Task objective: Look through the records that follow. Copy every line containing the word "true".

Data for this exercise:

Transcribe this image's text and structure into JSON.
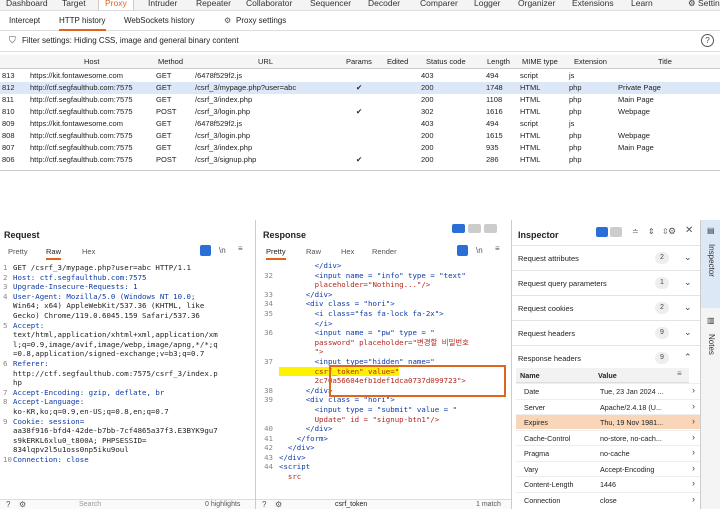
{
  "top_nav": [
    "Dashboard",
    "Target",
    "Proxy",
    "Intruder",
    "Repeater",
    "Collaborator",
    "Sequencer",
    "Decoder",
    "Comparer",
    "Logger",
    "Organizer",
    "Extensions",
    "Learn",
    "Settings"
  ],
  "active_top": "Proxy",
  "sub_tabs": {
    "intercept": "Intercept",
    "http_history": "HTTP history",
    "websockets": "WebSockets history",
    "proxy_settings": "Proxy settings"
  },
  "filter_text": "Filter settings: Hiding CSS, image and general binary content",
  "columns": [
    "Host",
    "Method",
    "URL",
    "Params",
    "Edited",
    "Status code",
    "Length",
    "MIME type",
    "Extension",
    "Title"
  ],
  "rows": [
    {
      "id": "813",
      "host": "https://kit.fontawesome.com",
      "method": "GET",
      "url": "/6478f529f2.js",
      "params": "",
      "edited": "",
      "status": "403",
      "length": "494",
      "mime": "script",
      "ext": "js",
      "title": "",
      "selected": false
    },
    {
      "id": "812",
      "host": "http://ctf.segfaulthub.com:7575",
      "method": "GET",
      "url": "/csrf_3/mypage.php?user=abc",
      "params": "✔",
      "edited": "",
      "status": "200",
      "length": "1748",
      "mime": "HTML",
      "ext": "php",
      "title": "Private Page",
      "selected": true
    },
    {
      "id": "811",
      "host": "http://ctf.segfaulthub.com:7575",
      "method": "GET",
      "url": "/csrf_3/index.php",
      "params": "",
      "edited": "",
      "status": "200",
      "length": "1108",
      "mime": "HTML",
      "ext": "php",
      "title": "Main Page",
      "selected": false
    },
    {
      "id": "810",
      "host": "http://ctf.segfaulthub.com:7575",
      "method": "POST",
      "url": "/csrf_3/login.php",
      "params": "✔",
      "edited": "",
      "status": "302",
      "length": "1616",
      "mime": "HTML",
      "ext": "php",
      "title": "Webpage",
      "selected": false
    },
    {
      "id": "809",
      "host": "https://kit.fontawesome.com",
      "method": "GET",
      "url": "/6478f529f2.js",
      "params": "",
      "edited": "",
      "status": "403",
      "length": "494",
      "mime": "script",
      "ext": "js",
      "title": "",
      "selected": false
    },
    {
      "id": "808",
      "host": "http://ctf.segfaulthub.com:7575",
      "method": "GET",
      "url": "/csrf_3/login.php",
      "params": "",
      "edited": "",
      "status": "200",
      "length": "1615",
      "mime": "HTML",
      "ext": "php",
      "title": "Webpage",
      "selected": false
    },
    {
      "id": "807",
      "host": "http://ctf.segfaulthub.com:7575",
      "method": "GET",
      "url": "/csrf_3/index.php",
      "params": "",
      "edited": "",
      "status": "200",
      "length": "935",
      "mime": "HTML",
      "ext": "php",
      "title": "Main Page",
      "selected": false
    },
    {
      "id": "806",
      "host": "http://ctf.segfaulthub.com:7575",
      "method": "POST",
      "url": "/csrf_3/signup.php",
      "params": "✔",
      "edited": "",
      "status": "200",
      "length": "286",
      "mime": "HTML",
      "ext": "php",
      "title": "",
      "selected": false
    }
  ],
  "request": {
    "title": "Request",
    "tabs": [
      "Pretty",
      "Raw",
      "Hex"
    ],
    "active_tab": "Raw",
    "lines": [
      {
        "n": "1",
        "t": "GET /csrf_3/mypage.php?user=abc HTTP/1.1"
      },
      {
        "n": "2",
        "t": "Host: ctf.segfaulthub.com:7575"
      },
      {
        "n": "3",
        "t": "Upgrade-Insecure-Requests: 1"
      },
      {
        "n": "4",
        "t": "User-Agent: Mozilla/5.0 (Windows NT 10.0;"
      },
      {
        "n": "",
        "t": "Win64; x64) AppleWebKit/537.36 (KHTML, like"
      },
      {
        "n": "",
        "t": "Gecko) Chrome/119.0.6045.159 Safari/537.36"
      },
      {
        "n": "5",
        "t": "Accept:"
      },
      {
        "n": "",
        "t": "text/html,application/xhtml+xml,application/xm"
      },
      {
        "n": "",
        "t": "l;q=0.9,image/avif,image/webp,image/apng,*/*;q"
      },
      {
        "n": "",
        "t": "=0.8,application/signed-exchange;v=b3;q=0.7"
      },
      {
        "n": "6",
        "t": "Referer:"
      },
      {
        "n": "",
        "t": "http://ctf.segfaulthub.com:7575/csrf_3/index.p"
      },
      {
        "n": "",
        "t": "hp"
      },
      {
        "n": "7",
        "t": "Accept-Encoding: gzip, deflate, br"
      },
      {
        "n": "8",
        "t": "Accept-Language:"
      },
      {
        "n": "",
        "t": "ko-KR,ko;q=0.9,en-US;q=0.8,en;q=0.7"
      },
      {
        "n": "9",
        "t": "Cookie: session="
      },
      {
        "n": "",
        "t": "aa38f916-bfd4-42de-b7bb-7cf4865a37f3.E3BYK9gu7"
      },
      {
        "n": "",
        "t": "s9kERKL6xlu0_t800A; PHPSESSID="
      },
      {
        "n": "",
        "t": "834lqpv2l5u1oss0np5iku9oul"
      },
      {
        "n": "10",
        "t": "Connection: close"
      }
    ],
    "search_placeholder": "Search",
    "highlights": "0 highlights"
  },
  "response": {
    "title": "Response",
    "tabs": [
      "Pretty",
      "Raw",
      "Hex",
      "Render"
    ],
    "active_tab": "Pretty",
    "lines": [
      {
        "n": "",
        "t": "        </div>"
      },
      {
        "n": "32",
        "t": "        <input name = \"info\" type = \"text\""
      },
      {
        "n": "",
        "t": "        placeholder=\"Nothing...\"/>"
      },
      {
        "n": "33",
        "t": "      </div>"
      },
      {
        "n": "34",
        "t": "      <div class = \"hori\">"
      },
      {
        "n": "35",
        "t": "        <i class=\"fas fa-lock fa-2x\">"
      },
      {
        "n": "",
        "t": "        </i>"
      },
      {
        "n": "36",
        "t": "        <input name = \"pw\" type = \""
      },
      {
        "n": "",
        "t": "        password\" placeholder=\"변경할 비밀번호"
      },
      {
        "n": "",
        "t": "        \">"
      },
      {
        "n": "37",
        "t": "        <input type=\"hidden\" name=\""
      },
      {
        "n": "",
        "t": "        csrf_token\" value=\""
      },
      {
        "n": "",
        "t": "        2c70a56604efb1def1dca0737d099723\">"
      },
      {
        "n": "38",
        "t": "      </div>"
      },
      {
        "n": "39",
        "t": "      <div class = \"hori\">"
      },
      {
        "n": "",
        "t": "        <input type = \"submit\" value = \""
      },
      {
        "n": "",
        "t": "        Update\" id = \"signup-btn1\"/>"
      },
      {
        "n": "40",
        "t": "      </div>"
      },
      {
        "n": "41",
        "t": "    </form>"
      },
      {
        "n": "42",
        "t": "  </div>"
      },
      {
        "n": "43",
        "t": "</div>"
      },
      {
        "n": "44",
        "t": "<script"
      },
      {
        "n": "",
        "t": "  src"
      }
    ],
    "search_value": "csrf_token",
    "matches": "1 match"
  },
  "inspector": {
    "title": "Inspector",
    "sections": [
      {
        "label": "Request attributes",
        "count": "2",
        "chev": "⌄"
      },
      {
        "label": "Request query parameters",
        "count": "1",
        "chev": "⌄"
      },
      {
        "label": "Request cookies",
        "count": "2",
        "chev": "⌄"
      },
      {
        "label": "Request headers",
        "count": "9",
        "chev": "⌄"
      },
      {
        "label": "Response headers",
        "count": "9",
        "chev": "⌃"
      }
    ],
    "col_name": "Name",
    "col_value": "Value",
    "headers": [
      {
        "n": "Date",
        "v": "Tue, 23 Jan 2024 ...",
        "hl": false
      },
      {
        "n": "Server",
        "v": "Apache/2.4.18 (U...",
        "hl": false
      },
      {
        "n": "Expires",
        "v": "Thu, 19 Nov 1981...",
        "hl": true
      },
      {
        "n": "Cache-Control",
        "v": "no-store, no-cach...",
        "hl": false
      },
      {
        "n": "Pragma",
        "v": "no-cache",
        "hl": false
      },
      {
        "n": "Vary",
        "v": "Accept-Encoding",
        "hl": false
      },
      {
        "n": "Content-Length",
        "v": "1446",
        "hl": false
      },
      {
        "n": "Connection",
        "v": "close",
        "hl": false
      }
    ]
  },
  "side_tabs": [
    "Inspector",
    "Notes"
  ],
  "colors": {
    "accent": "#e3631a",
    "selected_row": "#dce8f8",
    "highlight": "#fff200",
    "link": "#0b3aa8"
  }
}
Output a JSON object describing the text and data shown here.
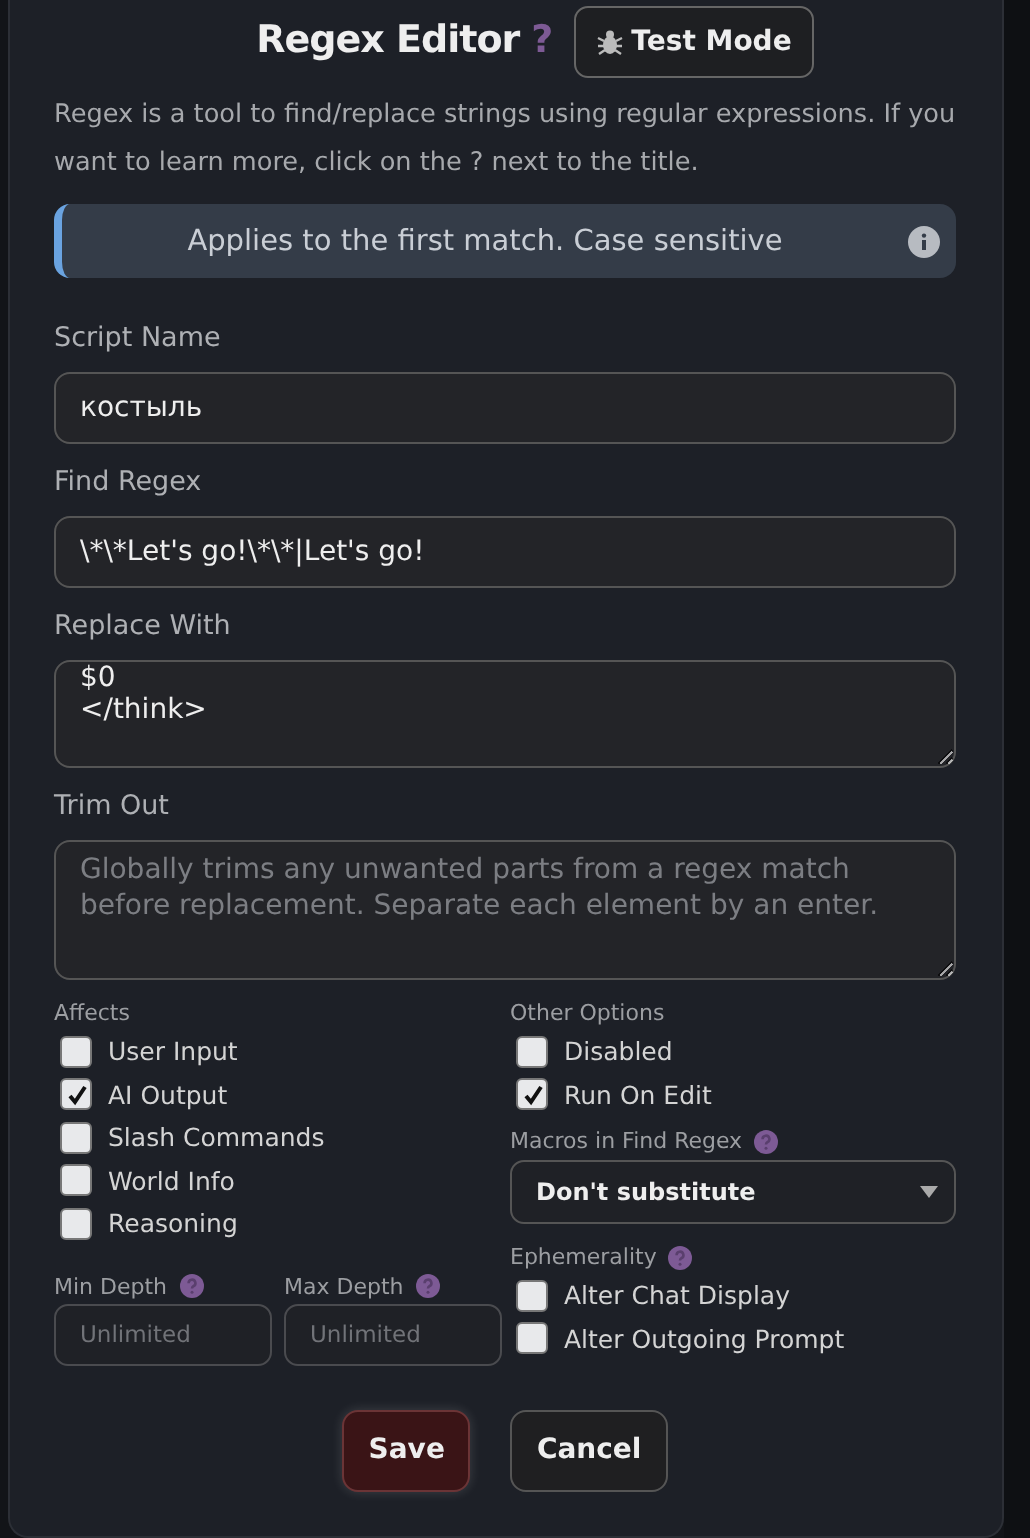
{
  "title": "Regex Editor",
  "help_mark": "?",
  "test_mode": {
    "label": "Test Mode"
  },
  "description": "Regex is a tool to find/replace strings using regular expressions. If you want to learn more, click on the ? next to the title.",
  "info_banner": {
    "text": "Applies to the first match. Case sensitive"
  },
  "fields": [
    {
      "label": "Script Name",
      "kind": "input",
      "value": "костыль"
    },
    {
      "label": "Find Regex",
      "kind": "input",
      "value": "\\*\\*Let's go!\\*\\*|Let's go!"
    },
    {
      "label": "Replace With",
      "kind": "textarea",
      "value": "$0\n</think>"
    },
    {
      "label": "Trim Out",
      "kind": "textarea",
      "placeholder": "Globally trims any unwanted parts from a regex match before replacement. Separate each element by an enter."
    }
  ],
  "affects": {
    "label": "Affects",
    "options": [
      {
        "label": "User Input",
        "checked": false
      },
      {
        "label": "AI Output",
        "checked": true
      },
      {
        "label": "Slash Commands",
        "checked": false
      },
      {
        "label": "World Info",
        "checked": false
      },
      {
        "label": "Reasoning",
        "checked": false
      }
    ]
  },
  "depth": [
    {
      "label": "Min Depth",
      "placeholder": "Unlimited"
    },
    {
      "label": "Max Depth",
      "placeholder": "Unlimited"
    }
  ],
  "other_options": {
    "label": "Other Options",
    "options": [
      {
        "label": "Disabled",
        "checked": false
      },
      {
        "label": "Run On Edit",
        "checked": true
      }
    ]
  },
  "macros": {
    "label": "Macros in Find Regex",
    "value": "Don't substitute"
  },
  "ephemerality": {
    "label": "Ephemerality",
    "options": [
      {
        "label": "Alter Chat Display",
        "checked": false
      },
      {
        "label": "Alter Outgoing Prompt",
        "checked": false
      }
    ]
  },
  "buttons": [
    {
      "label": "Save",
      "kind": "primary"
    },
    {
      "label": "Cancel",
      "kind": "secondary"
    }
  ]
}
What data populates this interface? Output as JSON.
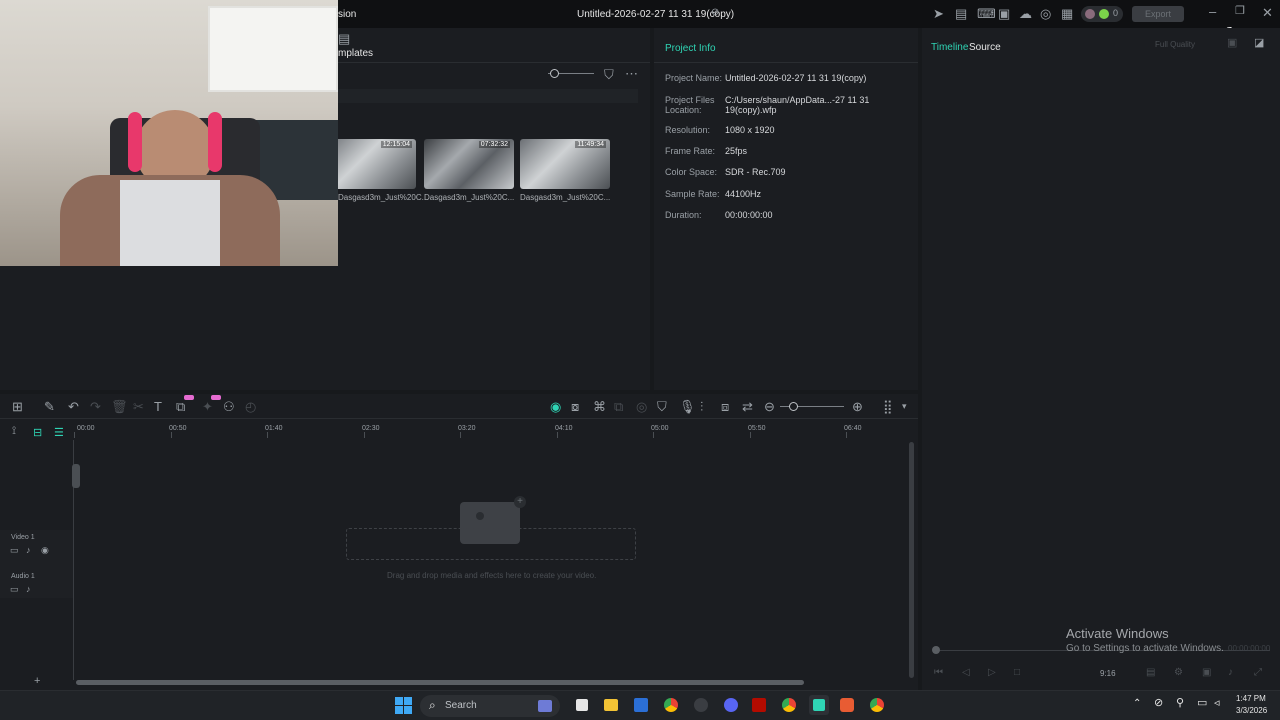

Result of the exercise:
      "selected": true
        "hl": true
        "checked": true
        "checked": true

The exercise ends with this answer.